Whether that’s through relevant recommendations, much like someone would get from a store associate, or low stock notifications, something a customer would physically see instore, or even popular or trending items that could be communicated in person.
Bringing the physical store experience online isn’t just about augmented reality (AR) or virtual reality (VR) experience; many retailers employ much more subtle techniques to ensure the shopper is receiving the best and most contextually relevant online experience possible. As a result, these experiences increase the propensity to purchase, convert and boost revenue per visitor (RPV).
While this holiday season will be unpredictable and unlike any we’ve seen in our lifetime, there are still strategies retailers can leverage to prepare for the holidays — the issue is where to focus for maximum impact. Retailers should focus first on the two biggest revenue drivers, product recommendations and social proof.

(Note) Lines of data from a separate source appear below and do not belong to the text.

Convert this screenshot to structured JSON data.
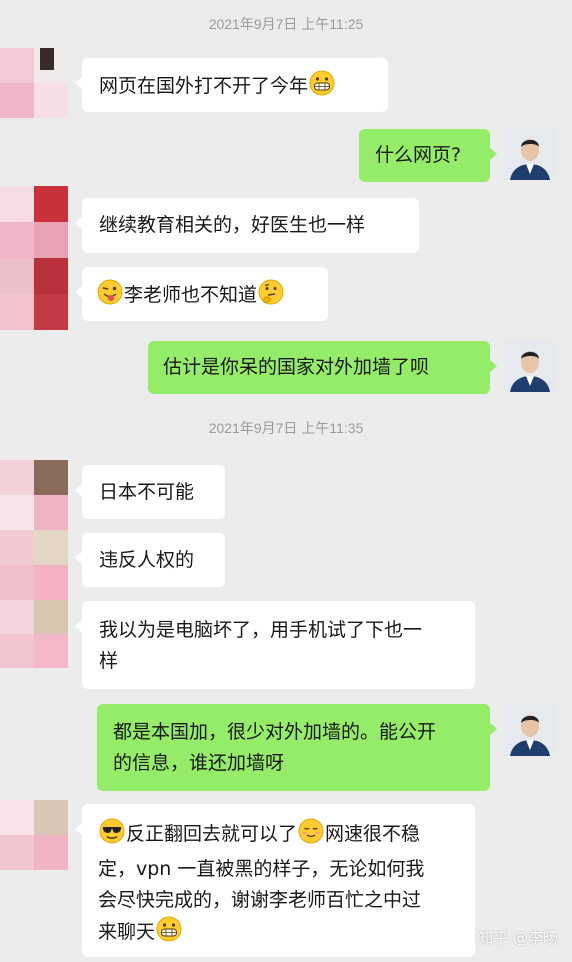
{
  "timestamps": [
    "2021年9月7日 上午11:25",
    "2021年9月7日 上午11:35"
  ],
  "messages": [
    {
      "text": "网页在国外打不开了今年",
      "emoji_after": "grinning-face-emoji"
    },
    {
      "text": "什么网页?"
    },
    {
      "text": "继续教育相关的，好医生也一样"
    },
    {
      "emoji_before": "winking-tongue-face-emoji",
      "text": "李老师也不知道",
      "emoji_after": "thinking-face-emoji"
    },
    {
      "text": "估计是你呆的国家对外加墙了呗"
    },
    {
      "text": "日本不可能"
    },
    {
      "text": "违反人权的"
    },
    {
      "line1": "我以为是电脑坏了，用手机试了下也一",
      "line2": "样"
    },
    {
      "line1": "都是本国加，很少对外加墙的。能公开",
      "line2": "的信息，谁还加墙呀"
    },
    {
      "seg1": "反正翻回去就可以了",
      "seg2": "网速很不稳",
      "line2": "定，vpn 一直被黑的样子，无论如何我",
      "line3": "会尽快完成的，谢谢李老师百忙之中过",
      "line4": "来聊天"
    }
  ],
  "watermark": "知乎 @李旸"
}
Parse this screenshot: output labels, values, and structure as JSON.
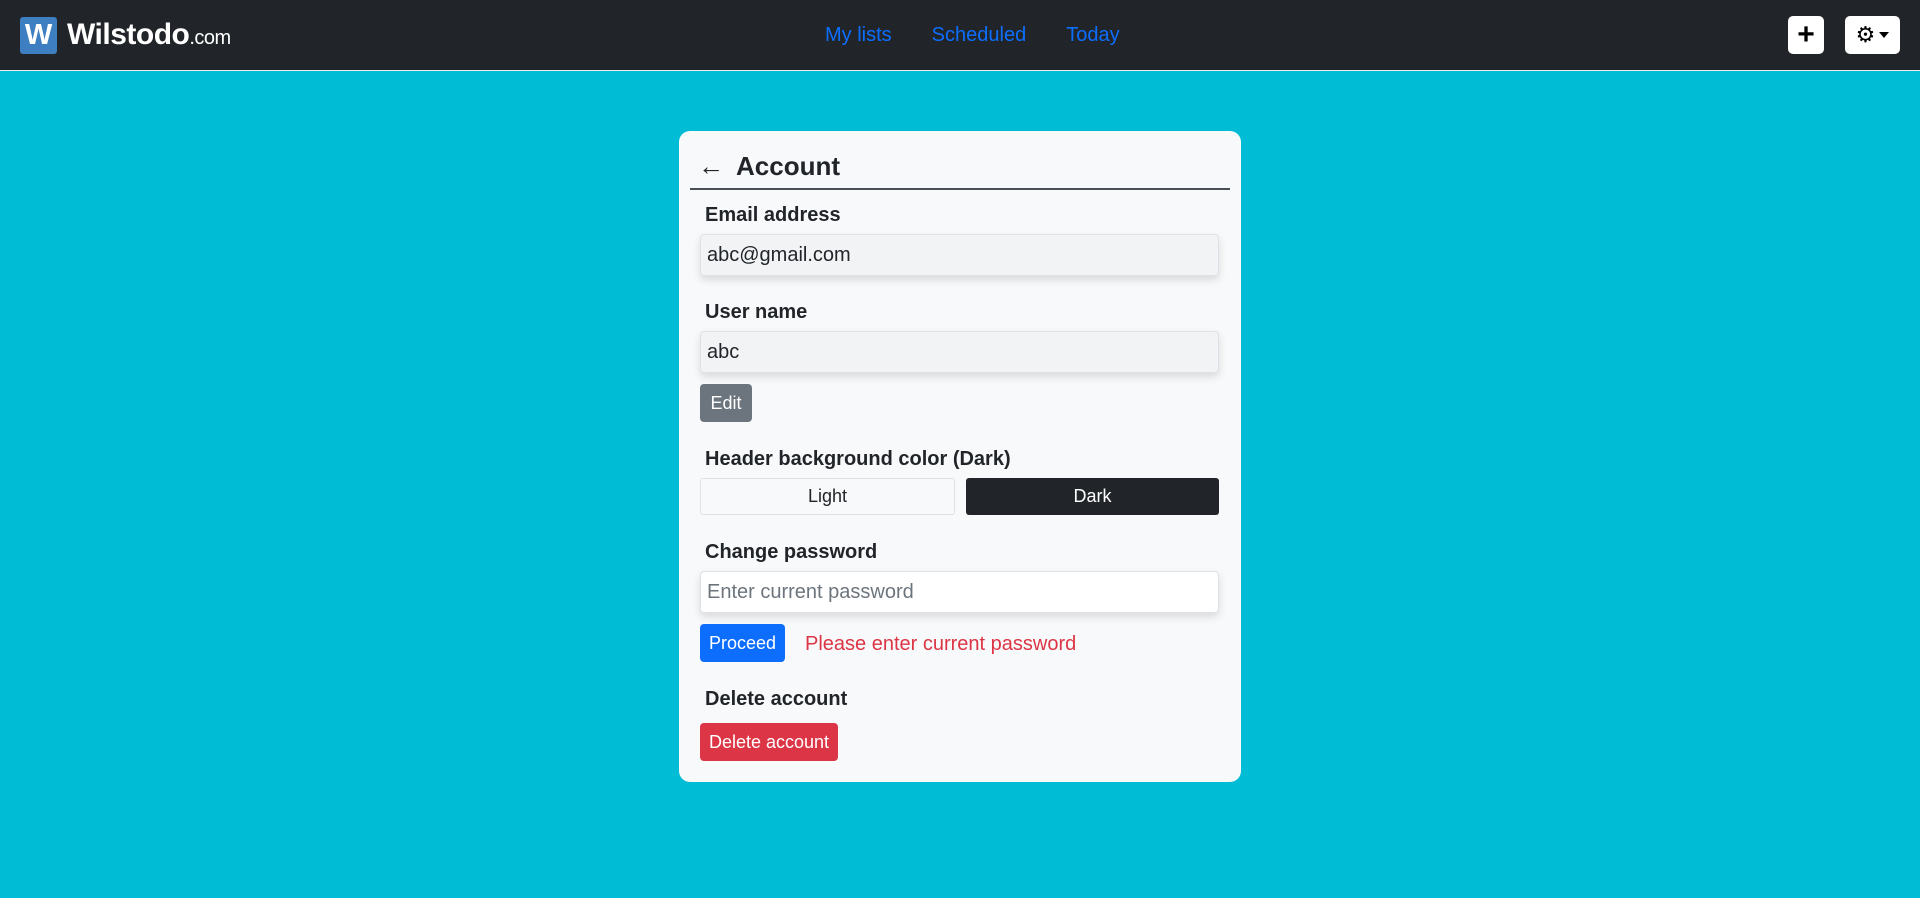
{
  "brand": {
    "logo_letter": "W",
    "name": "Wilstodo",
    "tld": ".com"
  },
  "nav": {
    "links": [
      "My lists",
      "Scheduled",
      "Today"
    ],
    "add_symbol": "+",
    "settings_icon": "gear-icon"
  },
  "account": {
    "title": "Account",
    "email_label": "Email address",
    "email_value": "abc@gmail.com",
    "username_label": "User name",
    "username_value": "abc",
    "edit_button": "Edit",
    "header_color_label": "Header background color (Dark)",
    "toggle_light": "Light",
    "toggle_dark": "Dark",
    "password_label": "Change password",
    "password_placeholder": "Enter current password",
    "proceed_button": "Proceed",
    "password_error": "Please enter current password",
    "delete_label": "Delete account",
    "delete_button": "Delete account"
  },
  "colors": {
    "page_background": "#00bcd4",
    "navbar": "#212529",
    "link": "#0d6efd",
    "danger": "#dc3545",
    "secondary": "#6c757d"
  }
}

Product recommendations are the lifeblood of retail; however, the effectiveness of recommendations is directly related to relevance and understanding the visitor’s context (browsing data, previous purchase behavior and any other data a brand might have to derive insights about the individual). In order to truly leverage the power of recommendations, retailers must use real time customer journey data.
Recommendations powered by AI and deep learning are focused entirely on the customer versus what interests another shopper, and identifying predictable sequences based on previous behavior.
Here are three tips to assess how well your recommendations engine is performing include:
- Tip #1: Are your recommendations well-positioned across different product pages? Also determine whether recommendations should be more prominent, without interrupting shoppers from their journey.
- Tip #2: Make sure the products recommended in the carousel are truly relevant, not only in terms of relevance to that product being viewed, but to the customer specifically.
- Tip #3: Recommendations should be an indispensable tool for both merchandising and marketing teams. AI-led recommendations adapt to customer behavior in real-time and utilize a wide array of data points like assortment, pricing and customer history. The ability for the marketing and merchandising teams to implement recommendations and activate bespoke business rules enable them to boost, bury and run campaigns without having to write a line of code.
Another proven technique to increase conversions and RPV is social proof. By using customer context and data, social proof can be used in a variety of ways. Because social proof is based on real time customer data, and is a “set and forget” tactic that can continue to run and update “hands free,” it is a real plus during the extremely busy holiday season.
Two key tips for leveraging the power of social proof include:
- Tip #1: Trends vary from region to region. What’s popular in New York may not be popular in Los Angeles, etc. “Supercharge” social proof by using contextual data to target customers based on location in real time.
- Tip #2: Luxury retailers can reverse engineer social proof to highlight exclusivity. By letting customers know they were one of the first to discover a specific product that day relays a sense of exclusivity and privilege, which also recreates some of the aura of the instore luxury experience.
This is an incredibly turbulent time for retailers. Sellers that went into 2020 thinking this year would be “business as usual” had to throw out the strategies, roadmaps and plans made in Q1. It’s absolutely critical that retailers adapt, creating a new plan that relies upon the teams and technology that will help them to be more agile; this places sellers in a better position to adapt to the accelerated shift to an e-commerce-driven retail economy.
Julia Fearn is VP customer at Qubit.